Brennan: Well I think with all the distractions in Washington now with what's going on with the congressional investigations and the political turmoil that's been generated since the last presidential election, it really is distracting I think our legislators our, government officials, from focusing on those issues that really need attention. You know whether it's the North Korea nuclear program or whether it is issues related to border security or how are we going to address those needs of the Americans as we continue to evolve. And with a lot of the requirements as far as employment and jobs and whatever. So as they engage in these political battles they're not dealing with the crises of the day, the challenge of the day. All of the assaults that we experience every day in the cyber realm, you know what we're going to do about the climate change that is taking place and it's having a direct impact on our lives here in America and around the world. So I do think it's detrimental to national security as our partisan politics now dominate the corridors of Washington.

Goldstein: You  mentioned you've had the willingness to respond to President Trump sometimes on talk shows, sometimes on Twitter, sometimes in speeches. There are some who will say it's really difficult to — I was reading recently about the John Kerry and the swift boat ad for example and he was criticized later for not being aggressive enough in responding to it. But then others would say well then you're giving it weight if you respond to it. Are we in a difficult boat right now in terms of whether to respond to things that are clearly not true and yet does it then give them more heft?

Brennan: It really is quite a dilemma. And I had to face that when I was at CIA, is that if you start to refute all of the bogus information is out there you'd be spending your whole day doing that. And when you don't do it then people are going to say, "aha, well that must be accurate." And there's just so much more information that gets out in all different ways. And I think the media, the networks, the papers, and others need to do a better job quite frankly of fulfilling their responsibilities. I see too much conflation between reporting and opinion. They need to be kept separate. And too often there are individuals or news outlets that purport to present information as reported facts. But really it is opinion and it is trying to promote a certain policy or a political view. That's what can confuse people. We just have so much opportunity now to get information from all different sources of all different reliability.

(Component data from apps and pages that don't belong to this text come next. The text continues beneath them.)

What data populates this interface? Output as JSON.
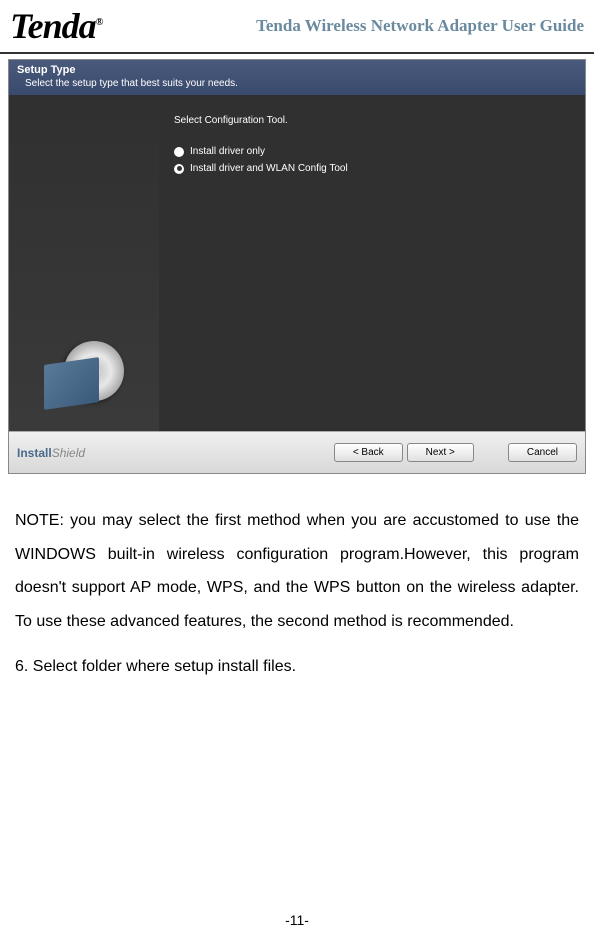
{
  "header": {
    "logo_text": "Tenda",
    "logo_r": "®",
    "title": "Tenda Wireless Network Adapter User Guide"
  },
  "installer": {
    "title": "Setup Type",
    "subtitle": "Select the setup type that best suits your needs.",
    "config_label": "Select Configuration Tool.",
    "option1": "Install driver only",
    "option2": "Install driver and WLAN Config Tool",
    "brand_bold": "Install",
    "brand_light": "Shield",
    "back_button": "< Back",
    "next_button": "Next >",
    "cancel_button": "Cancel"
  },
  "note_text": "NOTE: you may select the first method when you are accustomed to use the WINDOWS built-in wireless configuration program.However, this program doesn't  support AP mode, WPS, and the WPS button on the wireless adapter. To use these advanced features, the second method is recommended.",
  "step_text": "6. Select  folder where setup install files.",
  "page_number": "-11-"
}
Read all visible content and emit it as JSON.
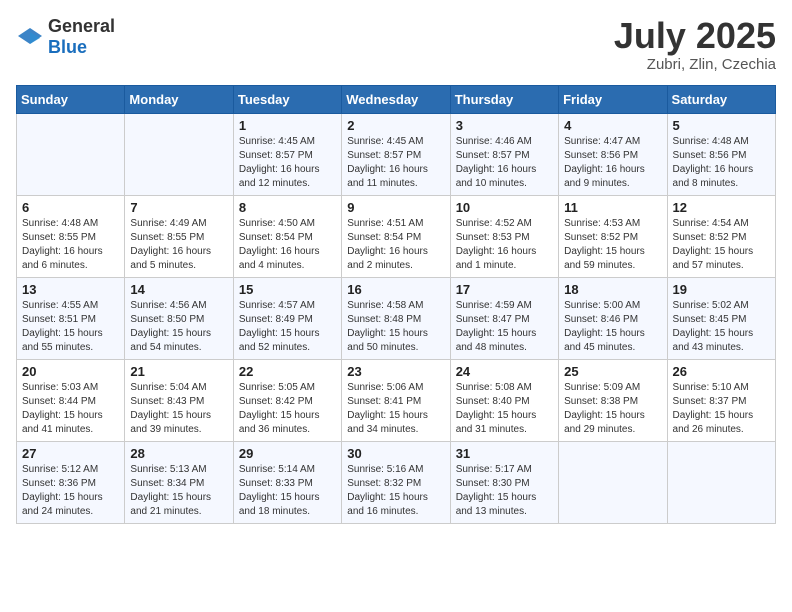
{
  "logo": {
    "general": "General",
    "blue": "Blue"
  },
  "title": "July 2025",
  "location": "Zubri, Zlin, Czechia",
  "weekdays": [
    "Sunday",
    "Monday",
    "Tuesday",
    "Wednesday",
    "Thursday",
    "Friday",
    "Saturday"
  ],
  "weeks": [
    [
      {
        "day": "",
        "info": ""
      },
      {
        "day": "",
        "info": ""
      },
      {
        "day": "1",
        "info": "Sunrise: 4:45 AM\nSunset: 8:57 PM\nDaylight: 16 hours and 12 minutes."
      },
      {
        "day": "2",
        "info": "Sunrise: 4:45 AM\nSunset: 8:57 PM\nDaylight: 16 hours and 11 minutes."
      },
      {
        "day": "3",
        "info": "Sunrise: 4:46 AM\nSunset: 8:57 PM\nDaylight: 16 hours and 10 minutes."
      },
      {
        "day": "4",
        "info": "Sunrise: 4:47 AM\nSunset: 8:56 PM\nDaylight: 16 hours and 9 minutes."
      },
      {
        "day": "5",
        "info": "Sunrise: 4:48 AM\nSunset: 8:56 PM\nDaylight: 16 hours and 8 minutes."
      }
    ],
    [
      {
        "day": "6",
        "info": "Sunrise: 4:48 AM\nSunset: 8:55 PM\nDaylight: 16 hours and 6 minutes."
      },
      {
        "day": "7",
        "info": "Sunrise: 4:49 AM\nSunset: 8:55 PM\nDaylight: 16 hours and 5 minutes."
      },
      {
        "day": "8",
        "info": "Sunrise: 4:50 AM\nSunset: 8:54 PM\nDaylight: 16 hours and 4 minutes."
      },
      {
        "day": "9",
        "info": "Sunrise: 4:51 AM\nSunset: 8:54 PM\nDaylight: 16 hours and 2 minutes."
      },
      {
        "day": "10",
        "info": "Sunrise: 4:52 AM\nSunset: 8:53 PM\nDaylight: 16 hours and 1 minute."
      },
      {
        "day": "11",
        "info": "Sunrise: 4:53 AM\nSunset: 8:52 PM\nDaylight: 15 hours and 59 minutes."
      },
      {
        "day": "12",
        "info": "Sunrise: 4:54 AM\nSunset: 8:52 PM\nDaylight: 15 hours and 57 minutes."
      }
    ],
    [
      {
        "day": "13",
        "info": "Sunrise: 4:55 AM\nSunset: 8:51 PM\nDaylight: 15 hours and 55 minutes."
      },
      {
        "day": "14",
        "info": "Sunrise: 4:56 AM\nSunset: 8:50 PM\nDaylight: 15 hours and 54 minutes."
      },
      {
        "day": "15",
        "info": "Sunrise: 4:57 AM\nSunset: 8:49 PM\nDaylight: 15 hours and 52 minutes."
      },
      {
        "day": "16",
        "info": "Sunrise: 4:58 AM\nSunset: 8:48 PM\nDaylight: 15 hours and 50 minutes."
      },
      {
        "day": "17",
        "info": "Sunrise: 4:59 AM\nSunset: 8:47 PM\nDaylight: 15 hours and 48 minutes."
      },
      {
        "day": "18",
        "info": "Sunrise: 5:00 AM\nSunset: 8:46 PM\nDaylight: 15 hours and 45 minutes."
      },
      {
        "day": "19",
        "info": "Sunrise: 5:02 AM\nSunset: 8:45 PM\nDaylight: 15 hours and 43 minutes."
      }
    ],
    [
      {
        "day": "20",
        "info": "Sunrise: 5:03 AM\nSunset: 8:44 PM\nDaylight: 15 hours and 41 minutes."
      },
      {
        "day": "21",
        "info": "Sunrise: 5:04 AM\nSunset: 8:43 PM\nDaylight: 15 hours and 39 minutes."
      },
      {
        "day": "22",
        "info": "Sunrise: 5:05 AM\nSunset: 8:42 PM\nDaylight: 15 hours and 36 minutes."
      },
      {
        "day": "23",
        "info": "Sunrise: 5:06 AM\nSunset: 8:41 PM\nDaylight: 15 hours and 34 minutes."
      },
      {
        "day": "24",
        "info": "Sunrise: 5:08 AM\nSunset: 8:40 PM\nDaylight: 15 hours and 31 minutes."
      },
      {
        "day": "25",
        "info": "Sunrise: 5:09 AM\nSunset: 8:38 PM\nDaylight: 15 hours and 29 minutes."
      },
      {
        "day": "26",
        "info": "Sunrise: 5:10 AM\nSunset: 8:37 PM\nDaylight: 15 hours and 26 minutes."
      }
    ],
    [
      {
        "day": "27",
        "info": "Sunrise: 5:12 AM\nSunset: 8:36 PM\nDaylight: 15 hours and 24 minutes."
      },
      {
        "day": "28",
        "info": "Sunrise: 5:13 AM\nSunset: 8:34 PM\nDaylight: 15 hours and 21 minutes."
      },
      {
        "day": "29",
        "info": "Sunrise: 5:14 AM\nSunset: 8:33 PM\nDaylight: 15 hours and 18 minutes."
      },
      {
        "day": "30",
        "info": "Sunrise: 5:16 AM\nSunset: 8:32 PM\nDaylight: 15 hours and 16 minutes."
      },
      {
        "day": "31",
        "info": "Sunrise: 5:17 AM\nSunset: 8:30 PM\nDaylight: 15 hours and 13 minutes."
      },
      {
        "day": "",
        "info": ""
      },
      {
        "day": "",
        "info": ""
      }
    ]
  ]
}
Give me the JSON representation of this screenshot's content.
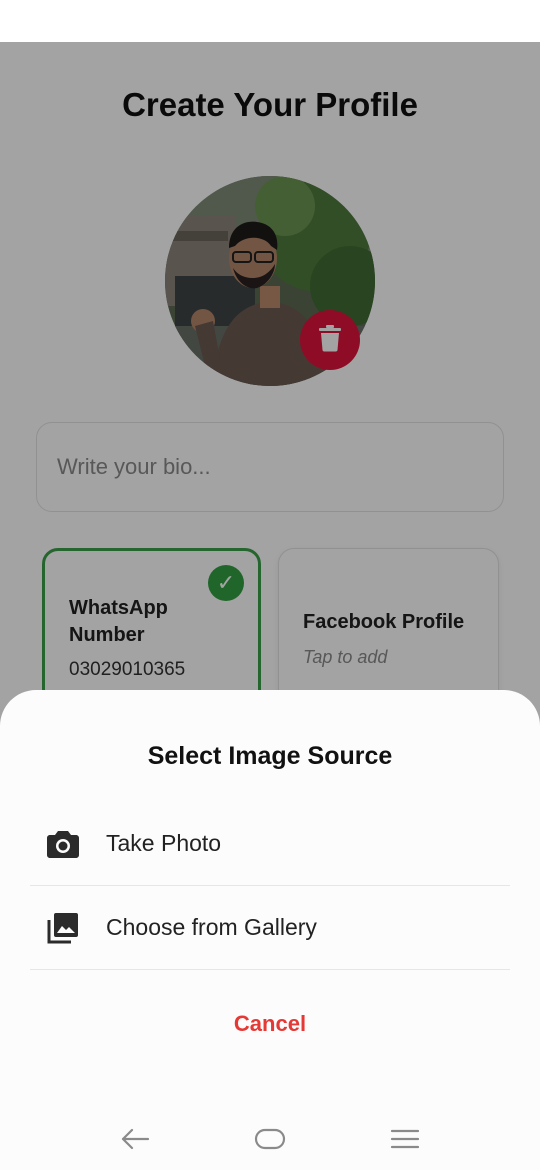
{
  "page": {
    "title": "Create Your Profile",
    "bio": {
      "placeholder": "Write your bio...",
      "value": ""
    },
    "contact_cards": [
      {
        "title": "WhatsApp Number",
        "value": "03029010365",
        "selected": true,
        "badge_icon": "check-icon"
      },
      {
        "title": "Facebook Profile",
        "subtitle": "Tap to add",
        "selected": false
      }
    ]
  },
  "bottom_sheet": {
    "title": "Select Image Source",
    "options": [
      {
        "label": "Take Photo",
        "icon": "camera-icon"
      },
      {
        "label": "Choose from Gallery",
        "icon": "gallery-icon"
      }
    ],
    "cancel_label": "Cancel"
  },
  "navigation": {
    "buttons": [
      "back-icon",
      "home-icon",
      "menu-icon"
    ]
  },
  "colors": {
    "accent_green": "#33a043",
    "delete_red": "#e0143c",
    "cancel_red": "#e53935"
  }
}
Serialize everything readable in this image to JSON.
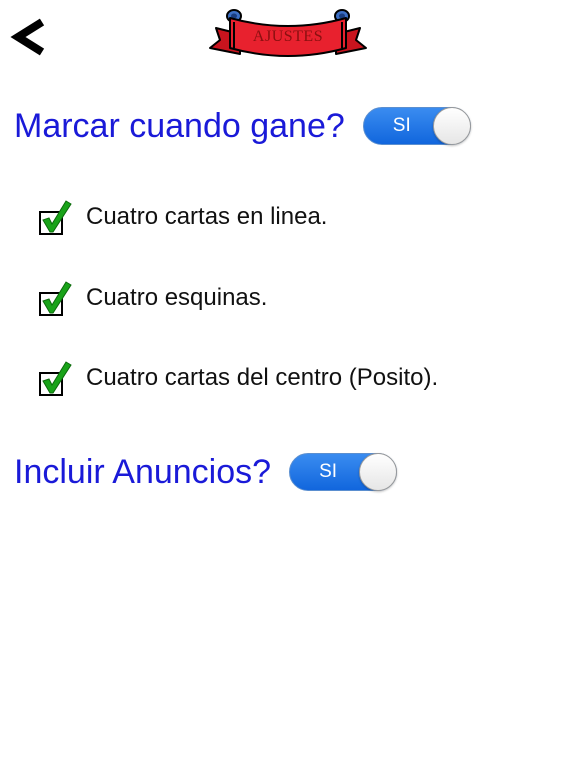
{
  "header": {
    "back_icon": "chevron-left-icon",
    "title": "AJUSTES",
    "banner_color": "#e8212e"
  },
  "settings": {
    "mark_win": {
      "label": "Marcar cuando gane?",
      "toggle_text": "SI",
      "enabled": true
    },
    "options": [
      {
        "label": "Cuatro cartas en linea.",
        "checked": true
      },
      {
        "label": "Cuatro esquinas.",
        "checked": true
      },
      {
        "label": "Cuatro cartas del centro (Posito).",
        "checked": true
      }
    ],
    "ads": {
      "label": "Incluir Anuncios?",
      "toggle_text": "SI",
      "enabled": true
    }
  },
  "colors": {
    "label_blue": "#1a1ad8",
    "toggle_blue": "#1a73e8",
    "check_green": "#19a319"
  }
}
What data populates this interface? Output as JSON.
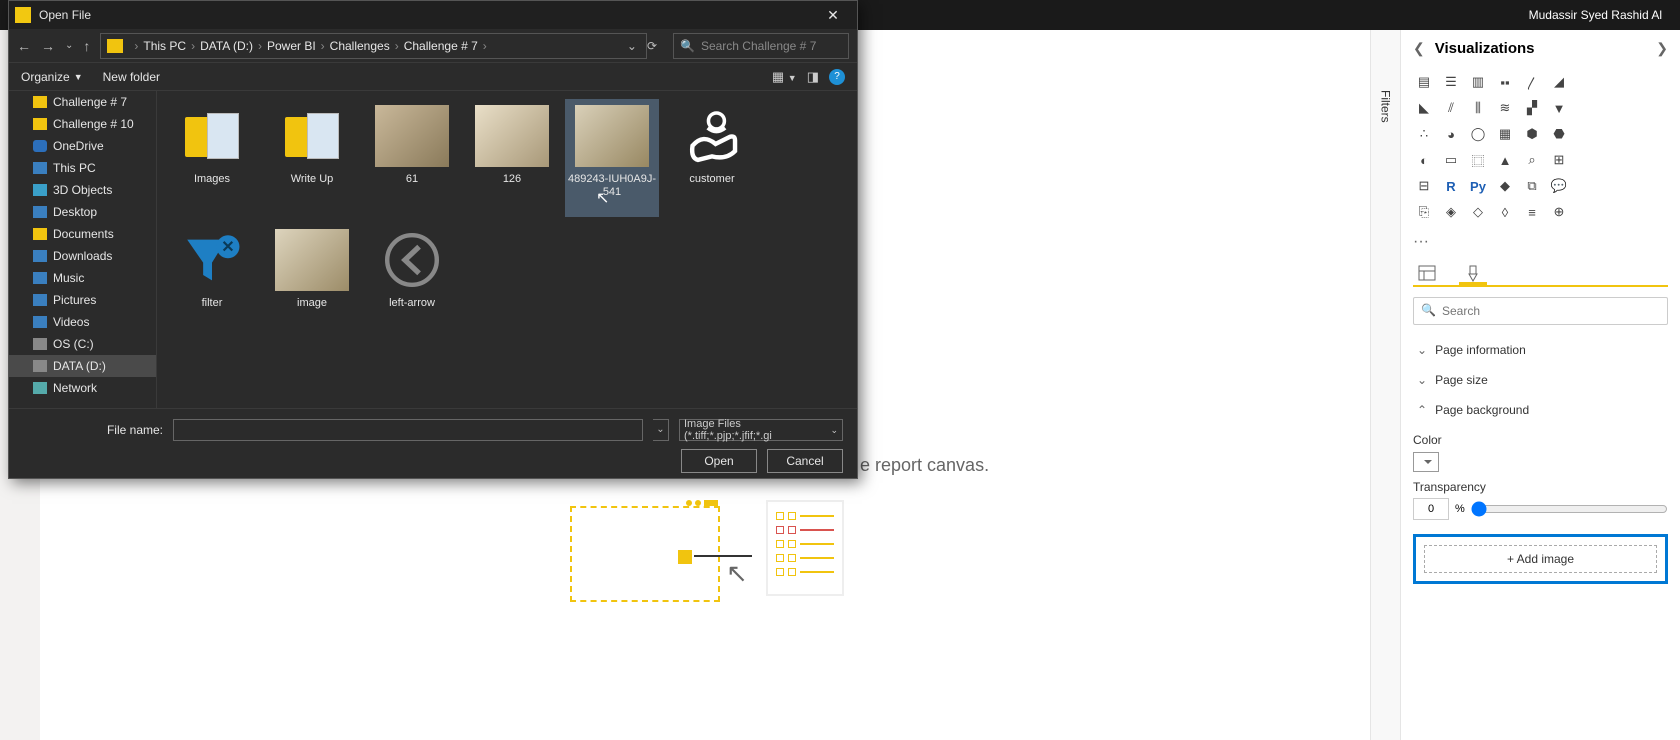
{
  "app": {
    "user": "Mudassir Syed Rashid Al"
  },
  "canvas": {
    "hint_suffix": "e report canvas."
  },
  "dialog": {
    "title": "Open File",
    "breadcrumb": [
      "This PC",
      "DATA (D:)",
      "Power BI",
      "Challenges",
      "Challenge # 7"
    ],
    "search_placeholder": "Search Challenge # 7",
    "toolbar": {
      "organize": "Organize",
      "new_folder": "New folder"
    },
    "tree": [
      {
        "label": "Challenge # 7",
        "icon": "folder"
      },
      {
        "label": "Challenge # 10",
        "icon": "folder"
      },
      {
        "label": "OneDrive",
        "icon": "cloud"
      },
      {
        "label": "This PC",
        "icon": "pc"
      },
      {
        "label": "3D Objects",
        "icon": "obj"
      },
      {
        "label": "Desktop",
        "icon": "pc"
      },
      {
        "label": "Documents",
        "icon": "folder"
      },
      {
        "label": "Downloads",
        "icon": "pc"
      },
      {
        "label": "Music",
        "icon": "pc"
      },
      {
        "label": "Pictures",
        "icon": "pc"
      },
      {
        "label": "Videos",
        "icon": "pc"
      },
      {
        "label": "OS (C:)",
        "icon": "drive"
      },
      {
        "label": "DATA (D:)",
        "icon": "drive",
        "selected": true
      },
      {
        "label": "Network",
        "icon": "net"
      }
    ],
    "files": [
      {
        "label": "Images",
        "kind": "folder"
      },
      {
        "label": "Write Up",
        "kind": "folder"
      },
      {
        "label": "61",
        "kind": "img"
      },
      {
        "label": "126",
        "kind": "img2"
      },
      {
        "label": "489243-IUH0A9J-541",
        "kind": "img3",
        "selected": true
      },
      {
        "label": "customer",
        "kind": "customer"
      },
      {
        "label": "filter",
        "kind": "filter"
      },
      {
        "label": "image",
        "kind": "img4"
      },
      {
        "label": "left-arrow",
        "kind": "arrow"
      }
    ],
    "footer": {
      "filename_label": "File name:",
      "filename_value": "",
      "type_filter": "Image Files (*.tiff;*.pjp;*.jfif;*.gi",
      "open": "Open",
      "cancel": "Cancel"
    }
  },
  "viz": {
    "filters_tab": "Filters",
    "title": "Visualizations",
    "search_placeholder": "Search",
    "icons": [
      "stacked-bar",
      "clustered-bar",
      "stacked-column",
      "clustered-column",
      "line",
      "area",
      "stacked-area",
      "line-stacked-column",
      "line-clustered-column",
      "ribbon",
      "waterfall",
      "funnel",
      "scatter",
      "pie",
      "donut",
      "treemap",
      "map",
      "filled-map",
      "gauge",
      "card",
      "multi-row-card",
      "kpi",
      "slicer",
      "table",
      "matrix",
      "r-visual",
      "python-visual",
      "key-influencers",
      "decomposition-tree",
      "qa",
      "paginated",
      "arcgis",
      "powerapps",
      "powerautomate",
      "smart-narrative",
      "get-more"
    ],
    "r_label": "R",
    "py_label": "Py",
    "sections": {
      "page_info": "Page information",
      "page_size": "Page size",
      "page_bg": "Page background"
    },
    "color_label": "Color",
    "transparency_label": "Transparency",
    "transparency_value": "0",
    "transparency_unit": "%",
    "add_image": "+ Add image"
  }
}
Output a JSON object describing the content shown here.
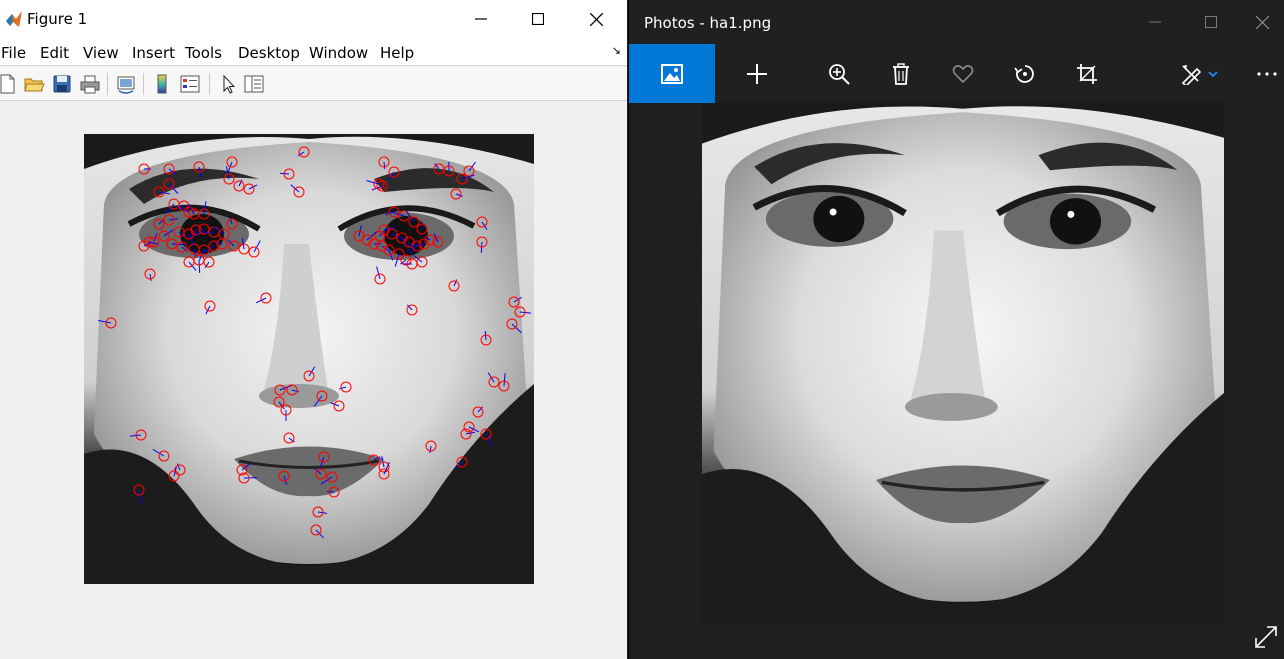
{
  "figure_window": {
    "title": "Figure 1",
    "menu": [
      "File",
      "Edit",
      "View",
      "Insert",
      "Tools",
      "Desktop",
      "Window",
      "Help"
    ],
    "toolbar_icons": [
      "new-figure-icon",
      "open-file-icon",
      "save-icon",
      "print-icon",
      "link-plot-icon",
      "insert-colorbar-icon",
      "insert-legend-icon",
      "pointer-icon",
      "property-inspector-icon"
    ],
    "colors": {
      "keypoint_circle": "#ff0000",
      "orientation_line": "#0000ff",
      "background": "#f0f0f0"
    }
  },
  "photos_window": {
    "title": "Photos - ha1.png",
    "commands": [
      "view-image-icon",
      "add-icon",
      "zoom-in-icon",
      "delete-icon",
      "favorite-icon",
      "rotate-icon",
      "crop-icon",
      "edit-draw-icon",
      "more-options-icon"
    ],
    "colors": {
      "accent": "#0078d7",
      "chrome": "#202020"
    }
  }
}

Goldstein: One last question related to your experience in the intelligence community. Can anyone really understand what it's like to be in that until you've actually done it? If you try to explain to someone "this is what I did" or whether it's a president who agrees, disagrees or just the average person. Are there things that just go on that we couldn't possibly fathom?

Brennan: Well there's certainly no substitute for actually living in that environment. And you know, people will always ask me whether I saw the TV program homeland and I said "No I never watched it" because I would live it every day, and I knew what was real and what wasn't real. And too often early on I would watch, you know, different movies and I would, my wife would be so upset with me because I keep saying "well that doesn't happen that's not real that's false." It's important for intelligence officials to try to explain the role of intelligence, the challenges that the intel community faces. I think too often the intelligence community has been rather insular and isolated and that leads to a lot of misconceptions as well as a lot of myths out there about what the CIA or the NSA or FBI are doing. These are organizations that have very dedicated women and men who are doing their level best to help keep this country safe and secure. One of the reasons why I talked to a lot of universities is I try to encourage young Americans to think about public service, you know, whether it's the intelligence, military, diplomatic corps or law enforcement efforts, to give back to this great country of ours.

Goldstein: That is former FBI Director John Brennan. I spoke with him last week in Tempe.

Steve Goldstein was a host at KJZZ from 1997 to 2022.